Artifacts in organizations are ubiquitous but often overlooked. The chapters in this book illustrate that artifacts are everywhere in organizational life. They prevail in how offices are decorated, language is used, business cards are designed, and office cartoons are displayed. In addition, artifacts can be seen in the name of an organization and its employees, products, buildings, processes, and contracts, and they represent people, organizations, and professions.
Artifacts and Organizations suggests that artifacts are neither superficial nor pertinent only to organizational culture. They are relevant to a rich and diverse set of organizational processes within and across multiple levels of analysis. Artifacts are shown to be integral to identity, sense-giving and sense-making processes, interpretation and negotiation, legitimacy, and branding. The book seeks to communicate that artifacts are often much more than what is currently recognized in organizational research. The four sections of this edited volume address various aspects of what is known about and known through artifacts. Together, the full set of chapters challenge the field to move beyond a narrow conceptualization and understanding of artifacts in organizations.
This book leads students to embrace the full complexity and richness of artifacts. In addition, the text seeks to inspire those who focus on artifacts as symbols to delve deeper into the complexities of artifacts-in-use, for individuals, organizations, and institutions.
"The book would be very useful for individuals in academic and research settings.

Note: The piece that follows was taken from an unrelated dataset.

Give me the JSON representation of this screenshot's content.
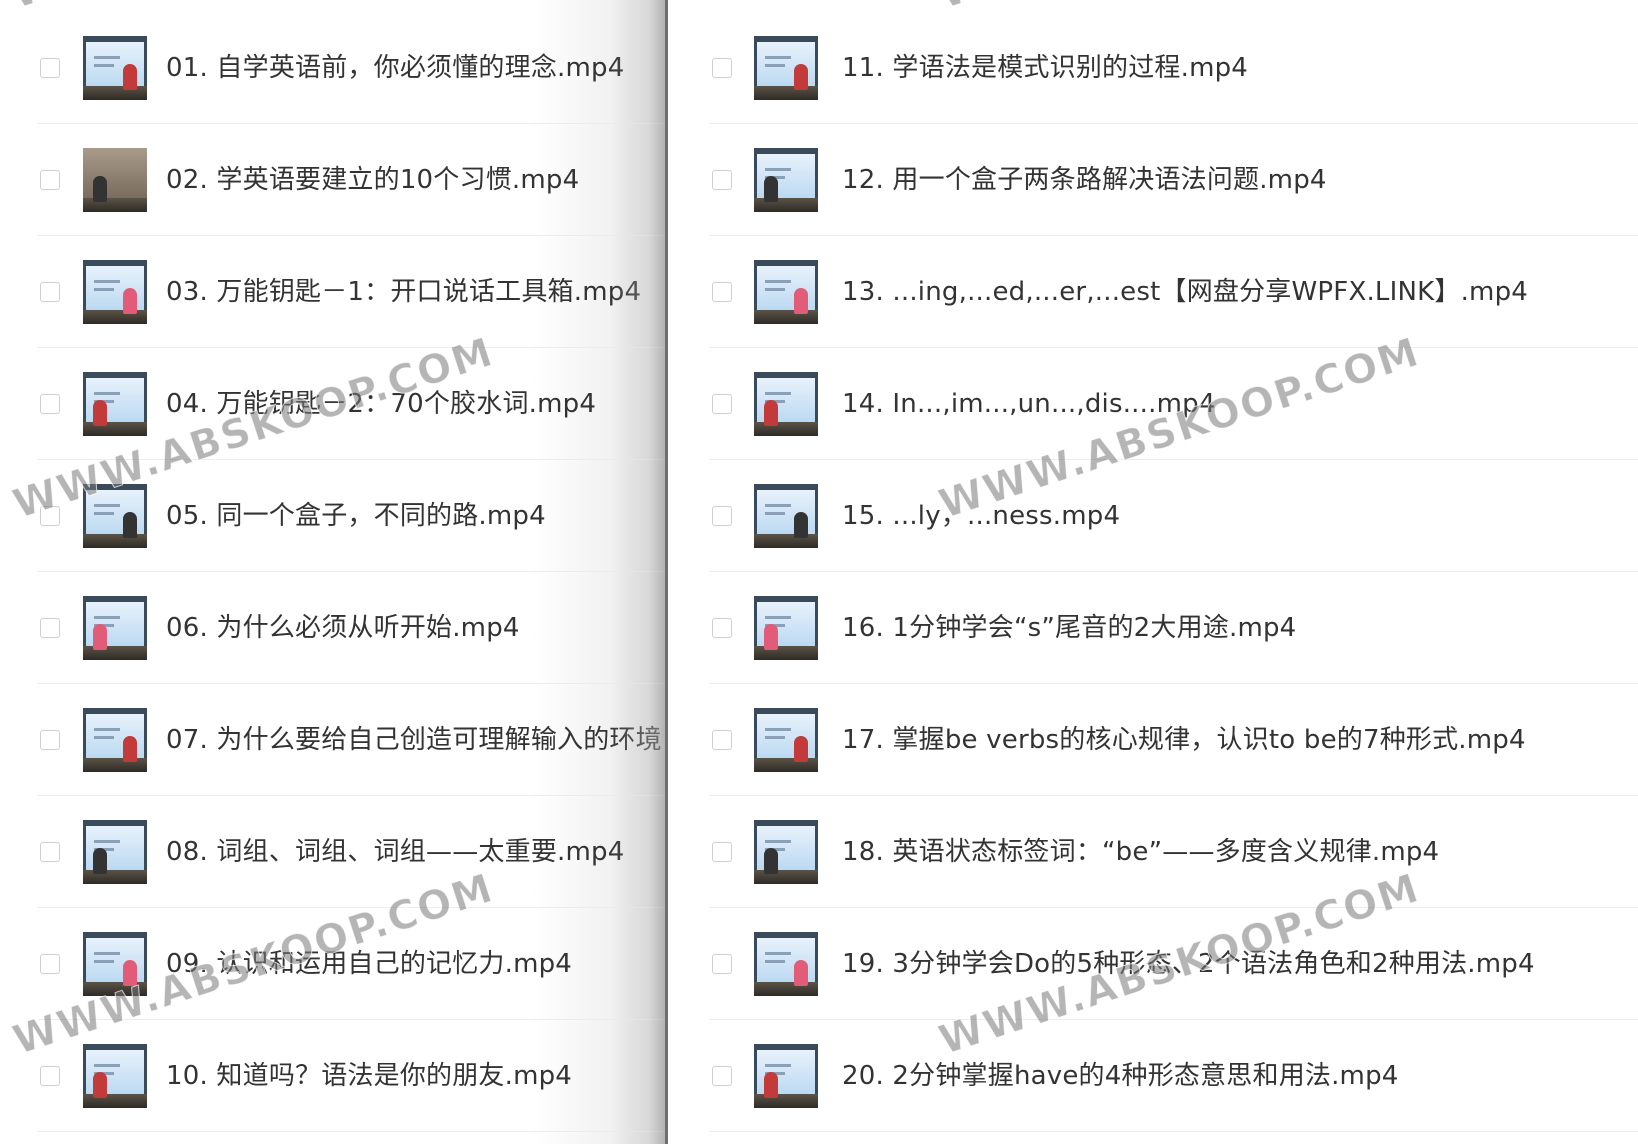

There is a lot of information that can be used to generate excellent classroom discussions and lectures and to germinate interesting and potentially fruitful research ideas."
"The book edited by Rafaeli and Pratt…represents the voice of contemporary scholarship on corporate artifacts in the United States, and it demonstrates that such scholarship is characterized by epistemological and methodological concerns rather different from those that have inspired European scholars of the same matters. The book is well structured."
—Administrative Science Quarterly
Contents: J.P. Walsh, A.P. Brief, Series Foreword. Preface. A. Rafaeli, M.G. Pratt, Introduction: Artifacts and Organizations: More Than the Tip of the Cultural Iceberg. Part I: Knowing Artifacts. I. Vilnai-Yavetz, A. Rafaeli, Managing Artifacts to Avoid Artifact Myopia. A. Strati, Organizational Artifacts and the Aesthetic Approach. D. Yanow, Studying Physical Artifacts: An Interpretive Approach. K. Elsbach, Perceptual Biases and Misinterpretation of Artifacts. Part II: Artifacts and Knowledge. N. Anand, Cartoon Displays as Autoproduction of Organizational Culture. P. Carlile, Artifacts and Knowledge Negotiation Across Domains. A. Cunliffe, J. Shotter, Linguistic Artifacts in Organizing and Managing. Part III: Artifacts, Brands, and Identity. M. Schultz, M.J. Hatch, F. Cicolla, Brand Life in Symbols and Artifacts: The LEGO Company. C.V. Harquail, Employees as Animate Artifacts: Wearing the Brand. Y. Baruch, On Logos and Business Cards: The Case of UK Universities. R. Cappetta, D. Gioia, Fine Fashion: Using Symbolic Artifacts, Sensemaking, and Sensegiving to Construct Identity and Image. Part IV: Artifacts and Legitimacy. M.A. Glynn, C. Marquis, Fred's Bank: How Institutional Norms and Individual Preferences Legitimate Organizational Names. M. Fiol, E. O'Connor, Stuff Matters: Artifacts, Social Identity, and Legitimacy in the U.S. Medical Profession. W.N. Kaghan, M. Lounsbury, Artifacts, Articulation Work, and Institutional Residue. Part V: Toward Future Research. M.G. Pratt, A. Rafaeli, Artifacts and Organizations: Understanding Our "Object-ive" Reality.
The Organization and Management Series publishes books that establish innovative avenues of inquiry or significantly alter the course of contemporary research in an established area.
Taking a broad view of the domain of organization and management scholarship, the editors seek to publish theoretical and empirical works grounded in a variety of disciplinary perspectives that focus on units of analysis ranging from individuals to industries. In addition, the series welcomes purely methodological contributions, as well as edited volumes of original essays.
Manuscript proposals should be sent to: Art Brief, Department of Management, University of Utah, 1645 E Campus Center Drive #105, Salt Lake City, Utah 84112-9304 (email@example.com), Michael Frese (firstname.lastname@example.org), Kim Elsbach (email@example.com), and Christina Chronister (firstname.lastname@example.org).